Task> Since only a count is wanted, work out how many lines in the material below contain the word "text" and return that number.

++++ Provided data ++++

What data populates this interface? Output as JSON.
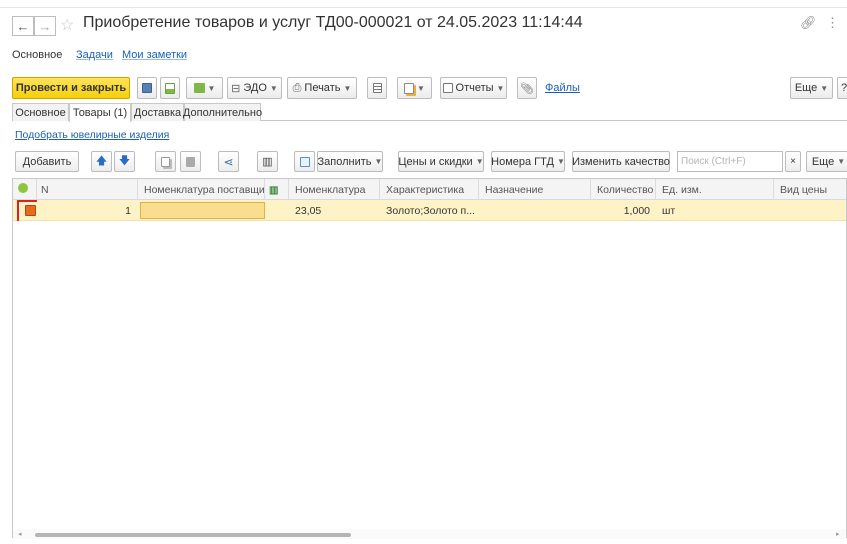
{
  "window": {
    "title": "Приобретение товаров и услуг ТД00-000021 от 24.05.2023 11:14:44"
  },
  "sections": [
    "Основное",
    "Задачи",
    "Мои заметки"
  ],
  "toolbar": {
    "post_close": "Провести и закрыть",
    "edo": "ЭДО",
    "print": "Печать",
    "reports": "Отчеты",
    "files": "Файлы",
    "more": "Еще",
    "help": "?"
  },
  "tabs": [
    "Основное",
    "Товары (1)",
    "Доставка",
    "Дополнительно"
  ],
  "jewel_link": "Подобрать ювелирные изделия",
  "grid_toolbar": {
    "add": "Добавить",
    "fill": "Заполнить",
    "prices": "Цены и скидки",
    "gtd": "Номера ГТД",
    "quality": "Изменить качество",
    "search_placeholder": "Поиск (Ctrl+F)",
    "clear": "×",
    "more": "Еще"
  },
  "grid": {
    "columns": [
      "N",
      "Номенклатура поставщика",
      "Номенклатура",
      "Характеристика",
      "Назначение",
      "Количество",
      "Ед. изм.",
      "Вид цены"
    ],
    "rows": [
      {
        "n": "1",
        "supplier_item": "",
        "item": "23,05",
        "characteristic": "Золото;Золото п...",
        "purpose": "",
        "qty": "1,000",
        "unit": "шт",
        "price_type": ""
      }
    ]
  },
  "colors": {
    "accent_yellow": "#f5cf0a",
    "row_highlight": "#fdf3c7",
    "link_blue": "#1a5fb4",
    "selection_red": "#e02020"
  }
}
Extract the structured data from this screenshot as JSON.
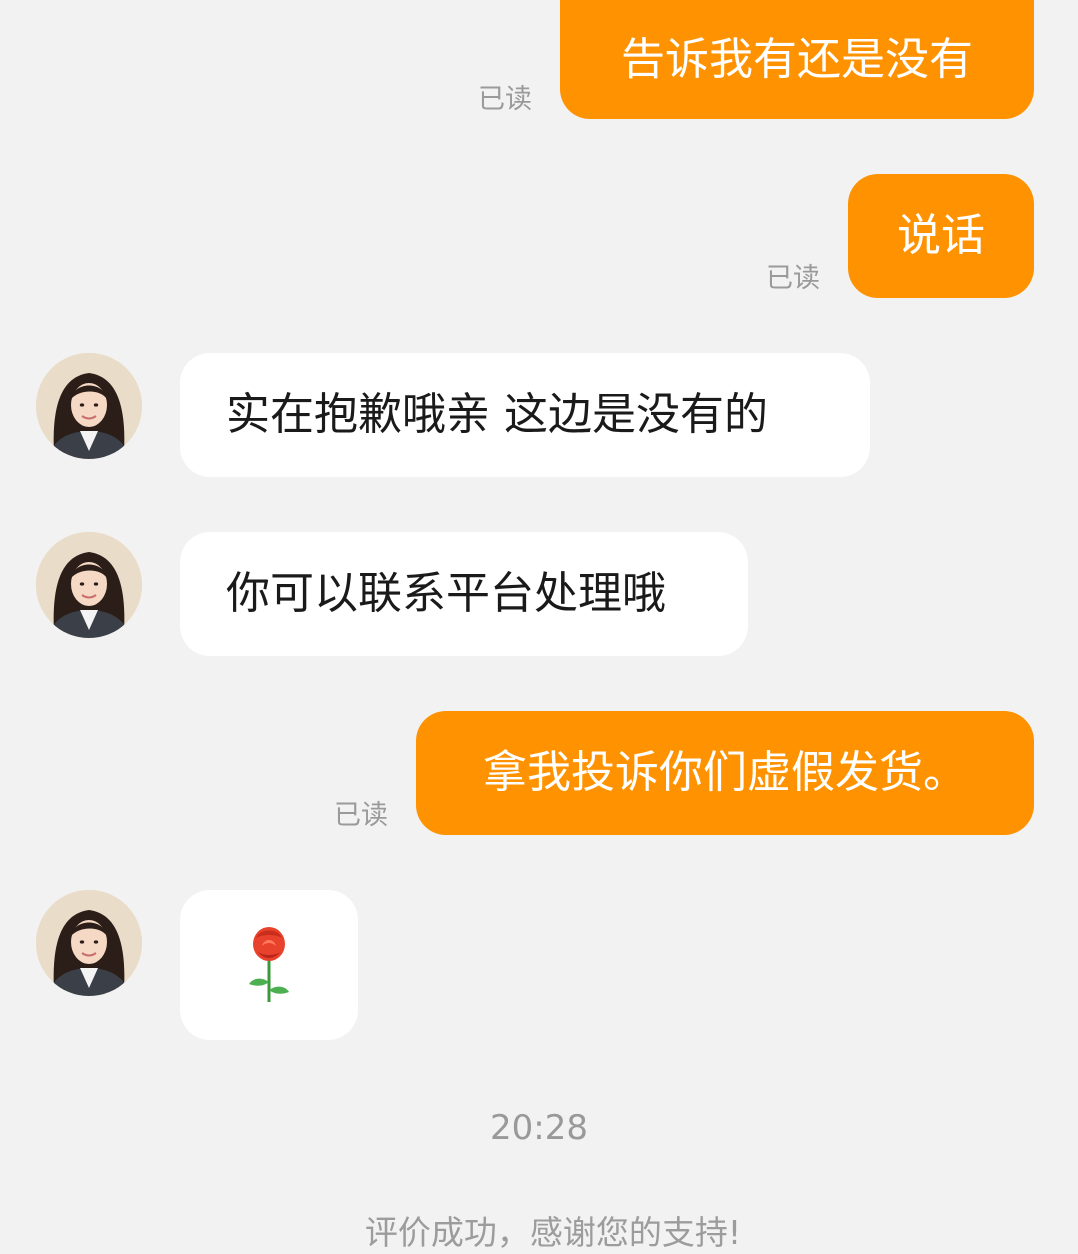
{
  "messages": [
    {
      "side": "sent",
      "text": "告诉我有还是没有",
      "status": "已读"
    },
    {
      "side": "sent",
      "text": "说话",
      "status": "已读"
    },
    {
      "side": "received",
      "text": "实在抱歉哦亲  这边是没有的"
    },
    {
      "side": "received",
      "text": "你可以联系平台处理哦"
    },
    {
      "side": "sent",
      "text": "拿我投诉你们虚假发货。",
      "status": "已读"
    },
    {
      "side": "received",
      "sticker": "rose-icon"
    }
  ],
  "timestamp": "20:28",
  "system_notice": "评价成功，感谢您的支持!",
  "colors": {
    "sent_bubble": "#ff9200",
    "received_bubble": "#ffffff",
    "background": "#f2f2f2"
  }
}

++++

Response to this exercise> 5